*** Material to process

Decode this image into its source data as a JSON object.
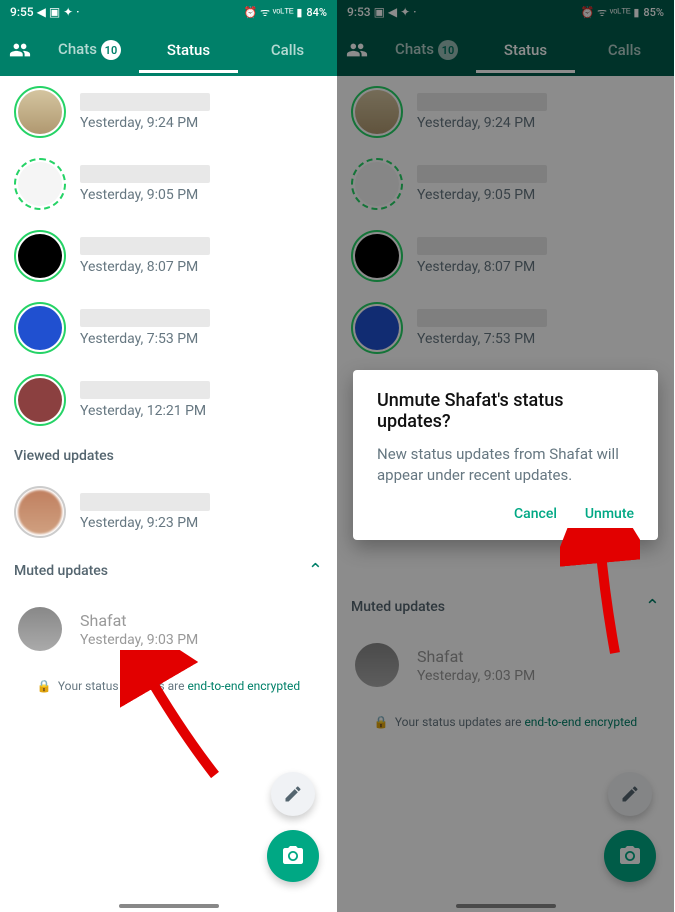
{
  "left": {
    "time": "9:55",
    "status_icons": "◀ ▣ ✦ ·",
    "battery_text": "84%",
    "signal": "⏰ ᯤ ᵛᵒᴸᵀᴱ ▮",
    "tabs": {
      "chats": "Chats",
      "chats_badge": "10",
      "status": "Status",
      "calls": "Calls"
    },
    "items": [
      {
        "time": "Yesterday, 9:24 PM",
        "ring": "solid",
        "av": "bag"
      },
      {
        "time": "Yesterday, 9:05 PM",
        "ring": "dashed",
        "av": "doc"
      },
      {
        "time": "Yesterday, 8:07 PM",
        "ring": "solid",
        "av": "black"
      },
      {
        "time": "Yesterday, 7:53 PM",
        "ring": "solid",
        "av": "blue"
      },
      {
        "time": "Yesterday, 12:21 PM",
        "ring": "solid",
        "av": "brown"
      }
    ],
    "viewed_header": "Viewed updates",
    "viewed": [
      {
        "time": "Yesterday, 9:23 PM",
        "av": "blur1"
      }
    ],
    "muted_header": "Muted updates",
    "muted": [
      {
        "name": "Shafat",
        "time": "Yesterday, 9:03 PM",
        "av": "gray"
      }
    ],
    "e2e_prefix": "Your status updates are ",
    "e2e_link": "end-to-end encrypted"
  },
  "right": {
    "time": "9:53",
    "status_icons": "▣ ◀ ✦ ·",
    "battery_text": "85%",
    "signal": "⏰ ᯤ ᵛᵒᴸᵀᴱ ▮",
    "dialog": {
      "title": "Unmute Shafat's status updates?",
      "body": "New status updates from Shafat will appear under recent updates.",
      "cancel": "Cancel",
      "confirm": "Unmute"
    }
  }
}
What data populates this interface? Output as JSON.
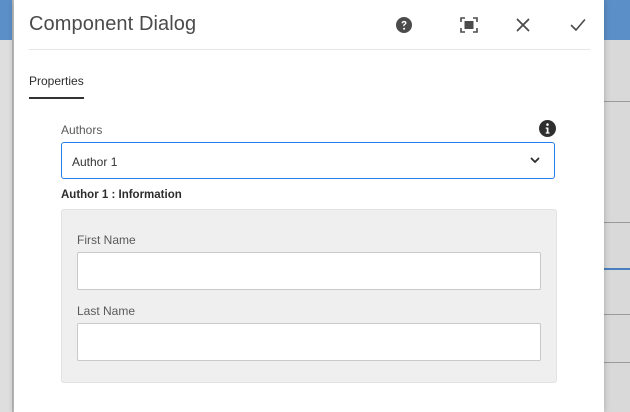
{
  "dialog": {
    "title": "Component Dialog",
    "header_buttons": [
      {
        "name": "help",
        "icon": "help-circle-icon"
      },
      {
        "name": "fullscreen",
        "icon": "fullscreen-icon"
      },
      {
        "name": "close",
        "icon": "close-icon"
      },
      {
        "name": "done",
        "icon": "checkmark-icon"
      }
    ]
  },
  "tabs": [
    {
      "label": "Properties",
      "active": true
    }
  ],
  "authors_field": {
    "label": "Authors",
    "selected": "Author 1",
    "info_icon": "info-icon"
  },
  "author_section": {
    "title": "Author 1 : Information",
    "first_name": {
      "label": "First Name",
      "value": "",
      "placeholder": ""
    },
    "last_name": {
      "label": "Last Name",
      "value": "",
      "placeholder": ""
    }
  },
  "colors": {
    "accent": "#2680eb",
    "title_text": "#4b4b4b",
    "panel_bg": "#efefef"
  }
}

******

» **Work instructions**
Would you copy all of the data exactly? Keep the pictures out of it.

» **Written response**
Decode this image into its source data as a JSON object.
{
  "left": {
    "time": "9:55",
    "status_icons": "◀ ▣ ✦ ·",
    "battery_text": "84%",
    "signal": "⏰ ᯤ ᵛᵒᴸᵀᴱ ▮",
    "tabs": {
      "chats": "Chats",
      "chats_badge": "10",
      "status": "Status",
      "calls": "Calls"
    },
    "items": [
      {
        "time": "Yesterday, 9:24 PM",
        "ring": "solid",
        "av": "bag"
      },
      {
        "time": "Yesterday, 9:05 PM",
        "ring": "dashed",
        "av": "doc"
      },
      {
        "time": "Yesterday, 8:07 PM",
        "ring": "solid",
        "av": "black"
      },
      {
        "time": "Yesterday, 7:53 PM",
        "ring": "solid",
        "av": "blue"
      },
      {
        "time": "Yesterday, 12:21 PM",
        "ring": "solid",
        "av": "brown"
      }
    ],
    "viewed_header": "Viewed updates",
    "viewed": [
      {
        "time": "Yesterday, 9:23 PM",
        "av": "blur1"
      }
    ],
    "muted_header": "Muted updates",
    "muted": [
      {
        "name": "Shafat",
        "time": "Yesterday, 9:03 PM",
        "av": "gray"
      }
    ],
    "e2e_prefix": "Your status updates are ",
    "e2e_link": "end-to-end encrypted"
  },
  "right": {
    "time": "9:53",
    "status_icons": "▣ ◀ ✦ ·",
    "battery_text": "85%",
    "signal": "⏰ ᯤ ᵛᵒᴸᵀᴱ ▮",
    "dialog": {
      "title": "Unmute Shafat's status updates?",
      "body": "New status updates from Shafat will appear under recent updates.",
      "cancel": "Cancel",
      "confirm": "Unmute"
    }
  }
}
What data populates this interface? Output as JSON.
{
  "dialog": {
    "title": "Component Dialog",
    "header_buttons": [
      {
        "name": "help",
        "icon": "help-circle-icon"
      },
      {
        "name": "fullscreen",
        "icon": "fullscreen-icon"
      },
      {
        "name": "close",
        "icon": "close-icon"
      },
      {
        "name": "done",
        "icon": "checkmark-icon"
      }
    ]
  },
  "tabs": [
    {
      "label": "Properties",
      "active": true
    }
  ],
  "authors_field": {
    "label": "Authors",
    "selected": "Author 1",
    "info_icon": "info-icon"
  },
  "author_section": {
    "title": "Author 1 : Information",
    "first_name": {
      "label": "First Name",
      "value": "",
      "placeholder": ""
    },
    "last_name": {
      "label": "Last Name",
      "value": "",
      "placeholder": ""
    }
  },
  "colors": {
    "accent": "#2680eb",
    "title_text": "#4b4b4b",
    "panel_bg": "#efefef"
  }
}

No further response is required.